- **TASK REQUIREMENTS**
Set down the entries once more exactly as they were written.

==== SUPPLIED MATERIAL ====

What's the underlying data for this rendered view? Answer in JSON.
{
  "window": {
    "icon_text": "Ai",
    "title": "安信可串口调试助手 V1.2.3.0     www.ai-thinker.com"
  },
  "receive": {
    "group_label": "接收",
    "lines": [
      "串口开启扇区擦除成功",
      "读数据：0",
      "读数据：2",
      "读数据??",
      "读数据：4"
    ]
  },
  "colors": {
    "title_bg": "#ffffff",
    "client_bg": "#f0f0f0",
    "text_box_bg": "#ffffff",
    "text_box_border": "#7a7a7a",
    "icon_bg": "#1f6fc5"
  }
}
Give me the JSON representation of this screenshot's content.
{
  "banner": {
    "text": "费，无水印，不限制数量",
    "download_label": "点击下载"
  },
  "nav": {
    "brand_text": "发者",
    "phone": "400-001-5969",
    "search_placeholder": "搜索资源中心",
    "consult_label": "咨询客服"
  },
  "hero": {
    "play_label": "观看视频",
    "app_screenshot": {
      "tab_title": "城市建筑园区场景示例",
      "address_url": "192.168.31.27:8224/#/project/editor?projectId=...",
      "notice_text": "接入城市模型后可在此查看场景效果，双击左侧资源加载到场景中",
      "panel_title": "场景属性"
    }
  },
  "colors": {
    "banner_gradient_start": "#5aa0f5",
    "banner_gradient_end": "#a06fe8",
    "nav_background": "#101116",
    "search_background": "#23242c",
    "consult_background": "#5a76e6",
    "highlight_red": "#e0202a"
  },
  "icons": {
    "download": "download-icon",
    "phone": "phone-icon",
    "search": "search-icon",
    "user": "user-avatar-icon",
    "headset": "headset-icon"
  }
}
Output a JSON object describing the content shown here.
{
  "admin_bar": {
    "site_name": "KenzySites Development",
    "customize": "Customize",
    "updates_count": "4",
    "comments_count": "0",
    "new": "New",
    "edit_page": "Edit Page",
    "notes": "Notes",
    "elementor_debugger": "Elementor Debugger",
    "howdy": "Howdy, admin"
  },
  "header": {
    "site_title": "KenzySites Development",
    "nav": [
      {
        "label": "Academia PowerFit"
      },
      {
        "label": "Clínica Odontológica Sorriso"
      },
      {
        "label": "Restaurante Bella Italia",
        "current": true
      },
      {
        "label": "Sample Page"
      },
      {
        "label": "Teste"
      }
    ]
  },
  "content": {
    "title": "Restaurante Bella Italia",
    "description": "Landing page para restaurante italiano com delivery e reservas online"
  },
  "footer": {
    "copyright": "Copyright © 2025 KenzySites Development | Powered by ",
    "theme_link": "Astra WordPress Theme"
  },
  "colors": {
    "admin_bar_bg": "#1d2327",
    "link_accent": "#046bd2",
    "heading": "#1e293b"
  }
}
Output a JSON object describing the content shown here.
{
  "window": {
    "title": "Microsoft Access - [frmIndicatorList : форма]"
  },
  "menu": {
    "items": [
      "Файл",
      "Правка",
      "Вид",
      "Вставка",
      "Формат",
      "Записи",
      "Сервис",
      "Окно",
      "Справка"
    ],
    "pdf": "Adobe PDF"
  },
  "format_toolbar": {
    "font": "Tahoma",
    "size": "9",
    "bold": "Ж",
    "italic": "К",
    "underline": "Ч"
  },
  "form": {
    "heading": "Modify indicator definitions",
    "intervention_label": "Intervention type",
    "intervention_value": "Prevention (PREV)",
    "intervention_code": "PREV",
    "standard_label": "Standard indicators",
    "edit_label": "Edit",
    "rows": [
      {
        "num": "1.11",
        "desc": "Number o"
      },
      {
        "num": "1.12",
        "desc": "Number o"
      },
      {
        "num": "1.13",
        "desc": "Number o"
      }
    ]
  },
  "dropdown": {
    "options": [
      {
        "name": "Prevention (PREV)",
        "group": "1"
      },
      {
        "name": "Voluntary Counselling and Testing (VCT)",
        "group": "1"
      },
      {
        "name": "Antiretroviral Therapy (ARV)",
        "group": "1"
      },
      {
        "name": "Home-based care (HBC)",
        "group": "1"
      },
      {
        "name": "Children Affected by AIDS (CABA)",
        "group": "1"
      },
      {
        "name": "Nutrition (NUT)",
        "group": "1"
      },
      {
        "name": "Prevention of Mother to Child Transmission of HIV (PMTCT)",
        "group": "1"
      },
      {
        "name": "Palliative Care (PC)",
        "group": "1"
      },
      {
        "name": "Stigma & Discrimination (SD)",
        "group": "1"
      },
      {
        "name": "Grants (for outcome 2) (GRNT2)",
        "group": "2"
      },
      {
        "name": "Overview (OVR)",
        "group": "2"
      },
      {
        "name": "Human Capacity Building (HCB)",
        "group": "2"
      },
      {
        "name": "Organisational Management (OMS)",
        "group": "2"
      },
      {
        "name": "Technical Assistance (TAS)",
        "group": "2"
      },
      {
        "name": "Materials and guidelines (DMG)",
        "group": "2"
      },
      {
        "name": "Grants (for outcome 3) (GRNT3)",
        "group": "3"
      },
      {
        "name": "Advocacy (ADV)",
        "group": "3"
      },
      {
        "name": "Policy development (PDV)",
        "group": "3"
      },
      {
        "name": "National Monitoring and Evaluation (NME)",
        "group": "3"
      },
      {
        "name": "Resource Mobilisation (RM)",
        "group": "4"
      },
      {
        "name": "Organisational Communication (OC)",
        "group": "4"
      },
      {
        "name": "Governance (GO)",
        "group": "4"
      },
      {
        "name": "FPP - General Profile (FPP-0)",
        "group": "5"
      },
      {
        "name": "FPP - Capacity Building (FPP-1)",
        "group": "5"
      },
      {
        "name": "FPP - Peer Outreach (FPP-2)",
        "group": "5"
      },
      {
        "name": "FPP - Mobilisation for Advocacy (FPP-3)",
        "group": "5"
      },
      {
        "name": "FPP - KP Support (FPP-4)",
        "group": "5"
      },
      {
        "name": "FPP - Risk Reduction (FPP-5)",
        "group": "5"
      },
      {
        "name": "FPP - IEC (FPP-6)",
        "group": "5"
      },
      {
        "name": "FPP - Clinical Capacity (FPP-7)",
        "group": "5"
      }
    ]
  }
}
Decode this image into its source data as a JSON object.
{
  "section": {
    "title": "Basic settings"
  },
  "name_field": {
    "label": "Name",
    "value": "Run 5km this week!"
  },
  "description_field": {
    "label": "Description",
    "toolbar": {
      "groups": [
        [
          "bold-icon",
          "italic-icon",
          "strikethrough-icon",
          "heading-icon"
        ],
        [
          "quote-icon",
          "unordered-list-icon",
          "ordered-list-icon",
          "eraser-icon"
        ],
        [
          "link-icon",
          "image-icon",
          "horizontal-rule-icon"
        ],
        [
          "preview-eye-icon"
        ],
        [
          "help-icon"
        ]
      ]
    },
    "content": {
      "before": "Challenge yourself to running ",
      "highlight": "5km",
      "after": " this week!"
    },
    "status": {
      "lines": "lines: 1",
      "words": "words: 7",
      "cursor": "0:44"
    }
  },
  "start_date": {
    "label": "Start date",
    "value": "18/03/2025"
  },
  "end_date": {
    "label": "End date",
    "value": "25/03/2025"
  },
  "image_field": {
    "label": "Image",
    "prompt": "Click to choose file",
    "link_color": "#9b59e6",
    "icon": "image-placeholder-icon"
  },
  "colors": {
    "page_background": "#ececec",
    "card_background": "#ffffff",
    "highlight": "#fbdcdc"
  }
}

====

- **YOUR SOLUTION**
What's the underlying data for this rendered view? Answer in JSON.
{
  "window": {
    "icon_text": "Ai",
    "title": "安信可串口调试助手 V1.2.3.0     www.ai-thinker.com"
  },
  "receive": {
    "group_label": "接收",
    "lines": [
      "串口开启扇区擦除成功",
      "读数据：0",
      "读数据：2",
      "读数据??",
      "读数据：4"
    ]
  },
  "colors": {
    "title_bg": "#ffffff",
    "client_bg": "#f0f0f0",
    "text_box_bg": "#ffffff",
    "text_box_border": "#7a7a7a",
    "icon_bg": "#1f6fc5"
  }
}
Give me the JSON representation of this screenshot's content.
{
  "banner": {
    "text": "费，无水印，不限制数量",
    "download_label": "点击下载"
  },
  "nav": {
    "brand_text": "发者",
    "phone": "400-001-5969",
    "search_placeholder": "搜索资源中心",
    "consult_label": "咨询客服"
  },
  "hero": {
    "play_label": "观看视频",
    "app_screenshot": {
      "tab_title": "城市建筑园区场景示例",
      "address_url": "192.168.31.27:8224/#/project/editor?projectId=...",
      "notice_text": "接入城市模型后可在此查看场景效果，双击左侧资源加载到场景中",
      "panel_title": "场景属性"
    }
  },
  "colors": {
    "banner_gradient_start": "#5aa0f5",
    "banner_gradient_end": "#a06fe8",
    "nav_background": "#101116",
    "search_background": "#23242c",
    "consult_background": "#5a76e6",
    "highlight_red": "#e0202a"
  },
  "icons": {
    "download": "download-icon",
    "phone": "phone-icon",
    "search": "search-icon",
    "user": "user-avatar-icon",
    "headset": "headset-icon"
  }
}
Output a JSON object describing the content shown here.
{
  "admin_bar": {
    "site_name": "KenzySites Development",
    "customize": "Customize",
    "updates_count": "4",
    "comments_count": "0",
    "new": "New",
    "edit_page": "Edit Page",
    "notes": "Notes",
    "elementor_debugger": "Elementor Debugger",
    "howdy": "Howdy, admin"
  },
  "header": {
    "site_title": "KenzySites Development",
    "nav": [
      {
        "label": "Academia PowerFit"
      },
      {
        "label": "Clínica Odontológica Sorriso"
      },
      {
        "label": "Restaurante Bella Italia",
        "current": true
      },
      {
        "label": "Sample Page"
      },
      {
        "label": "Teste"
      }
    ]
  },
  "content": {
    "title": "Restaurante Bella Italia",
    "description": "Landing page para restaurante italiano com delivery e reservas online"
  },
  "footer": {
    "copyright": "Copyright © 2025 KenzySites Development | Powered by ",
    "theme_link": "Astra WordPress Theme"
  },
  "colors": {
    "admin_bar_bg": "#1d2327",
    "link_accent": "#046bd2",
    "heading": "#1e293b"
  }
}
Output a JSON object describing the content shown here.
{
  "window": {
    "title": "Microsoft Access - [frmIndicatorList : форма]"
  },
  "menu": {
    "items": [
      "Файл",
      "Правка",
      "Вид",
      "Вставка",
      "Формат",
      "Записи",
      "Сервис",
      "Окно",
      "Справка"
    ],
    "pdf": "Adobe PDF"
  },
  "format_toolbar": {
    "font": "Tahoma",
    "size": "9",
    "bold": "Ж",
    "italic": "К",
    "underline": "Ч"
  },
  "form": {
    "heading": "Modify indicator definitions",
    "intervention_label": "Intervention type",
    "intervention_value": "Prevention (PREV)",
    "intervention_code": "PREV",
    "standard_label": "Standard indicators",
    "edit_label": "Edit",
    "rows": [
      {
        "num": "1.11",
        "desc": "Number o"
      },
      {
        "num": "1.12",
        "desc": "Number o"
      },
      {
        "num": "1.13",
        "desc": "Number o"
      }
    ]
  },
  "dropdown": {
    "options": [
      {
        "name": "Prevention (PREV)",
        "group": "1"
      },
      {
        "name": "Voluntary Counselling and Testing (VCT)",
        "group": "1"
      },
      {
        "name": "Antiretroviral Therapy (ARV)",
        "group": "1"
      },
      {
        "name": "Home-based care (HBC)",
        "group": "1"
      },
      {
        "name": "Children Affected by AIDS (CABA)",
        "group": "1"
      },
      {
        "name": "Nutrition (NUT)",
        "group": "1"
      },
      {
        "name": "Prevention of Mother to Child Transmission of HIV (PMTCT)",
        "group": "1"
      },
      {
        "name": "Palliative Care (PC)",
        "group": "1"
      },
      {
        "name": "Stigma & Discrimination (SD)",
        "group": "1"
      },
      {
        "name": "Grants (for outcome 2) (GRNT2)",
        "group": "2"
      },
      {
        "name": "Overview (OVR)",
        "group": "2"
      },
      {
        "name": "Human Capacity Building (HCB)",
        "group": "2"
      },
      {
        "name": "Organisational Management (OMS)",
        "group": "2"
      },
      {
        "name": "Technical Assistance (TAS)",
        "group": "2"
      },
      {
        "name": "Materials and guidelines (DMG)",
        "group": "2"
      },
      {
        "name": "Grants (for outcome 3) (GRNT3)",
        "group": "3"
      },
      {
        "name": "Advocacy (ADV)",
        "group": "3"
      },
      {
        "name": "Policy development (PDV)",
        "group": "3"
      },
      {
        "name": "National Monitoring and Evaluation (NME)",
        "group": "3"
      },
      {
        "name": "Resource Mobilisation (RM)",
        "group": "4"
      },
      {
        "name": "Organisational Communication (OC)",
        "group": "4"
      },
      {
        "name": "Governance (GO)",
        "group": "4"
      },
      {
        "name": "FPP - General Profile (FPP-0)",
        "group": "5"
      },
      {
        "name": "FPP - Capacity Building (FPP-1)",
        "group": "5"
      },
      {
        "name": "FPP - Peer Outreach (FPP-2)",
        "group": "5"
      },
      {
        "name": "FPP - Mobilisation for Advocacy (FPP-3)",
        "group": "5"
      },
      {
        "name": "FPP - KP Support (FPP-4)",
        "group": "5"
      },
      {
        "name": "FPP - Risk Reduction (FPP-5)",
        "group": "5"
      },
      {
        "name": "FPP - IEC (FPP-6)",
        "group": "5"
      },
      {
        "name": "FPP - Clinical Capacity (FPP-7)",
        "group": "5"
      }
    ]
  }
}
Decode this image into its source data as a JSON object.
{
  "section": {
    "title": "Basic settings"
  },
  "name_field": {
    "label": "Name",
    "value": "Run 5km this week!"
  },
  "description_field": {
    "label": "Description",
    "toolbar": {
      "groups": [
        [
          "bold-icon",
          "italic-icon",
          "strikethrough-icon",
          "heading-icon"
        ],
        [
          "quote-icon",
          "unordered-list-icon",
          "ordered-list-icon",
          "eraser-icon"
        ],
        [
          "link-icon",
          "image-icon",
          "horizontal-rule-icon"
        ],
        [
          "preview-eye-icon"
        ],
        [
          "help-icon"
        ]
      ]
    },
    "content": {
      "before": "Challenge yourself to running ",
      "highlight": "5km",
      "after": " this week!"
    },
    "status": {
      "lines": "lines: 1",
      "words": "words: 7",
      "cursor": "0:44"
    }
  },
  "start_date": {
    "label": "Start date",
    "value": "18/03/2025"
  },
  "end_date": {
    "label": "End date",
    "value": "25/03/2025"
  },
  "image_field": {
    "label": "Image",
    "prompt": "Click to choose file",
    "link_color": "#9b59e6",
    "icon": "image-placeholder-icon"
  },
  "colors": {
    "page_background": "#ececec",
    "card_background": "#ffffff",
    "highlight": "#fbdcdc"
  }
}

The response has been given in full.